That might be as much an indictment of the failed network TV season as anything. But it is also testament to the way NFL football has moved into the void and taken the lead in prime-time TV this fall as the reality genre has failed to provide any new hits.


Some analysts say the rise of the NFL on TV is mainly a matter of skilled marketing and savvy use of new media — the NFL going digital so that viewers can now watch games on a wide array of screens and platforms ranging from their computers to their smart phones.

Others say there are deeper sociological currents running beneath the story of the success of NFL football on TV. Some cultural analysts believe NFL football speaks to our economically troubled times like no other form of programming. (The thinking here: Watching and rooting for a winning team not only offers a few hours of escape from economic worries, it can also provide a sense of empowerment no longer found in the workplace.)

Whatever the mix of reasons, come Thursday night when the Ravens take the field, there will not be a hotter TV ticket to be had.

"The NFL on TV is a ratings juggernaut that just keeps rolling along, night after night, whenever there are games," says Deitsch of Sports Illustrated. "And the ceiling seems to be nowhere in sight this year."

Baltimore viewers who do not have the NFL Network on cable will still be able to see the game on WBAL-TV, thanks to an agreement that provides broadcast rights in the home markets of the two competing teams.

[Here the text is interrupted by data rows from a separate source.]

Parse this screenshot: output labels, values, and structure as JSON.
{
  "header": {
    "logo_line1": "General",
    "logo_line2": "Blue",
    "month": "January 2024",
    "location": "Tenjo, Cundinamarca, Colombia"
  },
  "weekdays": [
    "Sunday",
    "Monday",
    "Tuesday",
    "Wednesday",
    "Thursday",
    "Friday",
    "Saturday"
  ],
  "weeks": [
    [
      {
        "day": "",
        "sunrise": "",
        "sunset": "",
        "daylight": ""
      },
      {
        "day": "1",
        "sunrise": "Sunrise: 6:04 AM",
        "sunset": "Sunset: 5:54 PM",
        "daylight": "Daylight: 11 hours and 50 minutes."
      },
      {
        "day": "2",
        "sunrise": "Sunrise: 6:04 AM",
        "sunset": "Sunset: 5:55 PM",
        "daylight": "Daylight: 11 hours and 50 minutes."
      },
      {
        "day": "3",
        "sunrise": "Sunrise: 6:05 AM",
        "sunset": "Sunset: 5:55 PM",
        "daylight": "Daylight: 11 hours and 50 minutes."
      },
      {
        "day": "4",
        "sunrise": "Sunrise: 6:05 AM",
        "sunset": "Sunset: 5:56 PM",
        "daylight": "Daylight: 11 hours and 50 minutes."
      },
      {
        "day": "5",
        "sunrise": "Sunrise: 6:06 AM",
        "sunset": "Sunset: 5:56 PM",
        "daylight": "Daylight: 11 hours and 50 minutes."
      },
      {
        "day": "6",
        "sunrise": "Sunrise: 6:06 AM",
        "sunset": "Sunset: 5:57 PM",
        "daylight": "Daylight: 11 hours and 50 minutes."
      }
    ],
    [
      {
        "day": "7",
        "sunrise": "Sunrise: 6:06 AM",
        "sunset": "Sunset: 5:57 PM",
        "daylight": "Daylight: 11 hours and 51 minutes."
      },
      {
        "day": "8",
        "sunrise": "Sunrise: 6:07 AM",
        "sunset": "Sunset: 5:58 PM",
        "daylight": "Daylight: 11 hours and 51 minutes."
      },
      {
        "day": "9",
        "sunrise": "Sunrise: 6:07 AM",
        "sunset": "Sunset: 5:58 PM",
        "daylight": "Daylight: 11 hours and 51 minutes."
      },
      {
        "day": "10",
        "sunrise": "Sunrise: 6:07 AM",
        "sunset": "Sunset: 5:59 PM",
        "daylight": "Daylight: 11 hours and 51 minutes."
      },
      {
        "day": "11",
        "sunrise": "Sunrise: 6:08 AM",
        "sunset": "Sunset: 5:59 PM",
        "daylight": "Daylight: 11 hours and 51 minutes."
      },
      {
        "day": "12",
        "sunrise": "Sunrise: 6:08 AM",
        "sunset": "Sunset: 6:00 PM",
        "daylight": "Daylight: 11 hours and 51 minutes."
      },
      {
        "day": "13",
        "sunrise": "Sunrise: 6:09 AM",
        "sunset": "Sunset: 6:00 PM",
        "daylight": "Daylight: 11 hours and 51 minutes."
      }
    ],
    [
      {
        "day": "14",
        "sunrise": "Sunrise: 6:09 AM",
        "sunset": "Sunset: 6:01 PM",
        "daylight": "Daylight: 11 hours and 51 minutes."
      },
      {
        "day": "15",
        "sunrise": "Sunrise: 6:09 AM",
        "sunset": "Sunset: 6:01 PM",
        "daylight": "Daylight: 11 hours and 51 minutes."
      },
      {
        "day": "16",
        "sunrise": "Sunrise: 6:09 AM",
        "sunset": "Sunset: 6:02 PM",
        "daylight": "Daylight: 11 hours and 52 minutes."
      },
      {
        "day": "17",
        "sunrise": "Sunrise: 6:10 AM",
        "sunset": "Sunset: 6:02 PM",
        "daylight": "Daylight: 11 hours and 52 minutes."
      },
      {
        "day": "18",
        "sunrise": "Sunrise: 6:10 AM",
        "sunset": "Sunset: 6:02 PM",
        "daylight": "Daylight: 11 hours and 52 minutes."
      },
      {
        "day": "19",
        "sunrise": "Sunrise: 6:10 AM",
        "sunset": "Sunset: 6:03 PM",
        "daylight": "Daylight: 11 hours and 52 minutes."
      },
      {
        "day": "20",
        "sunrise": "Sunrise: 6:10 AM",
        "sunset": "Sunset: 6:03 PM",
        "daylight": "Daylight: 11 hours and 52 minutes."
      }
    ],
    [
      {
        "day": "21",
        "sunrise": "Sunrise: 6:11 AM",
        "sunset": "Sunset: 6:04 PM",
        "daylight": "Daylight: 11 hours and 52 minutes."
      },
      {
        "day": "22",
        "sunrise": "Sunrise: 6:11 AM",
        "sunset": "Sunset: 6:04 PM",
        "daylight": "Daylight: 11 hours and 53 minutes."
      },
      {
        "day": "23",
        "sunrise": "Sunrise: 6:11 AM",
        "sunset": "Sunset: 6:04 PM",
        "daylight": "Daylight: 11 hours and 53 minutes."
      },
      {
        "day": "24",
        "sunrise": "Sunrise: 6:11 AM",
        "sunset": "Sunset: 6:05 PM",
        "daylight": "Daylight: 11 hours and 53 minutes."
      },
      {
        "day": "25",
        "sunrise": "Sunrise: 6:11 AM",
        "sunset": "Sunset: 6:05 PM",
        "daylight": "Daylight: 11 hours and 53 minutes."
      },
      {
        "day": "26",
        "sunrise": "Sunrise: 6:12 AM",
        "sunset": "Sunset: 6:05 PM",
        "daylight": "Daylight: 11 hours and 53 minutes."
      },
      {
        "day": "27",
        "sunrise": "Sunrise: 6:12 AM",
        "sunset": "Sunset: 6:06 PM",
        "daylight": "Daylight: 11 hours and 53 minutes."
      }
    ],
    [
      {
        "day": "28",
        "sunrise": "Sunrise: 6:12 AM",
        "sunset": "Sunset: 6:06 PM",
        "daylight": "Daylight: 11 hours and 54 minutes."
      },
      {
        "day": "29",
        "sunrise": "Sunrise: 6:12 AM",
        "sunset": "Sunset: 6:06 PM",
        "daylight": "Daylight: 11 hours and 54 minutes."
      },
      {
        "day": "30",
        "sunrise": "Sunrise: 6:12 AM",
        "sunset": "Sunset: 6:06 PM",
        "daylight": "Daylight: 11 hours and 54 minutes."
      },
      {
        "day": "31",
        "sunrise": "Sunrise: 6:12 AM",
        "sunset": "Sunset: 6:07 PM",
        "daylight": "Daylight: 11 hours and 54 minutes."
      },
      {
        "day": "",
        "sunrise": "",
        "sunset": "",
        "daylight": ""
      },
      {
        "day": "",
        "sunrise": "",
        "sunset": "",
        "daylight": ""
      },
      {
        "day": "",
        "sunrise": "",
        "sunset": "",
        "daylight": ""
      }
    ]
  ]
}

WBAL's pre-game show will start at 7 p.m., with the game beginning at 8.